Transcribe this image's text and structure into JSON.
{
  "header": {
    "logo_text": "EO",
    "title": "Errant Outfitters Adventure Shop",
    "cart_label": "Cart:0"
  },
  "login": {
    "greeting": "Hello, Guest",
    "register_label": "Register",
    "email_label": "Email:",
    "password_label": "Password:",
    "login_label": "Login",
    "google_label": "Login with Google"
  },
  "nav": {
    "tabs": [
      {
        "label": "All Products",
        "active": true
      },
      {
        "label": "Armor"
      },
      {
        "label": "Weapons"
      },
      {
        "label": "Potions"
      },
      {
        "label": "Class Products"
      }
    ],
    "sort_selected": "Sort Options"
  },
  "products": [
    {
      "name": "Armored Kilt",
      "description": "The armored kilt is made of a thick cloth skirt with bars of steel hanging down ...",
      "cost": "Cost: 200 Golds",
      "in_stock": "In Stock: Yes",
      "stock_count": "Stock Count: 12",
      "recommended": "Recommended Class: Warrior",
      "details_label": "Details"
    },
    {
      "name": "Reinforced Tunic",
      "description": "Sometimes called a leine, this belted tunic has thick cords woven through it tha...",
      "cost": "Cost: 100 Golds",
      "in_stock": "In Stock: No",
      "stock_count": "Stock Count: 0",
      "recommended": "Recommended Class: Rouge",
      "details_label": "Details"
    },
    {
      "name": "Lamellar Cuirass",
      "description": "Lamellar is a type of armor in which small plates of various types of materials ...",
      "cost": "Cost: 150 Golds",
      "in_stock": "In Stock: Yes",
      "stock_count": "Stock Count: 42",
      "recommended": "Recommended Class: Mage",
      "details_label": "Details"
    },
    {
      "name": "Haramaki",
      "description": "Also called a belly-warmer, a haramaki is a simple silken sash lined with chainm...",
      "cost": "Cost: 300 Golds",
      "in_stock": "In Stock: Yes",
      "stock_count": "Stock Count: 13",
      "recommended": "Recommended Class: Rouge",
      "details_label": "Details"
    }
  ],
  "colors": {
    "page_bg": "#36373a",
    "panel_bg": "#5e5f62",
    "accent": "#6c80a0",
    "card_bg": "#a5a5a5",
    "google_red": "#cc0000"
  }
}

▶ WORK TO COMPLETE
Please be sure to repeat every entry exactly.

▶ WORKED SOLUTION
Transcribe this image's text and structure into JSON.
{
  "header": {
    "logo_text": "EO",
    "title": "Errant Outfitters Adventure Shop",
    "cart_label": "Cart:0"
  },
  "login": {
    "greeting": "Hello, Guest",
    "register_label": "Register",
    "email_label": "Email:",
    "password_label": "Password:",
    "login_label": "Login",
    "google_label": "Login with Google"
  },
  "nav": {
    "tabs": [
      {
        "label": "All Products",
        "active": true
      },
      {
        "label": "Armor"
      },
      {
        "label": "Weapons"
      },
      {
        "label": "Potions"
      },
      {
        "label": "Class Products"
      }
    ],
    "sort_selected": "Sort Options"
  },
  "products": [
    {
      "name": "Armored Kilt",
      "description": "The armored kilt is made of a thick cloth skirt with bars of steel hanging down ...",
      "cost": "Cost: 200 Golds",
      "in_stock": "In Stock: Yes",
      "stock_count": "Stock Count: 12",
      "recommended": "Recommended Class: Warrior",
      "details_label": "Details"
    },
    {
      "name": "Reinforced Tunic",
      "description": "Sometimes called a leine, this belted tunic has thick cords woven through it tha...",
      "cost": "Cost: 100 Golds",
      "in_stock": "In Stock: No",
      "stock_count": "Stock Count: 0",
      "recommended": "Recommended Class: Rouge",
      "details_label": "Details"
    },
    {
      "name": "Lamellar Cuirass",
      "description": "Lamellar is a type of armor in which small plates of various types of materials ...",
      "cost": "Cost: 150 Golds",
      "in_stock": "In Stock: Yes",
      "stock_count": "Stock Count: 42",
      "recommended": "Recommended Class: Mage",
      "details_label": "Details"
    },
    {
      "name": "Haramaki",
      "description": "Also called a belly-warmer, a haramaki is a simple silken sash lined with chainm...",
      "cost": "Cost: 300 Golds",
      "in_stock": "In Stock: Yes",
      "stock_count": "Stock Count: 13",
      "recommended": "Recommended Class: Rouge",
      "details_label": "Details"
    }
  ],
  "colors": {
    "page_bg": "#36373a",
    "panel_bg": "#5e5f62",
    "accent": "#6c80a0",
    "card_bg": "#a5a5a5",
    "google_red": "#cc0000"
  }
}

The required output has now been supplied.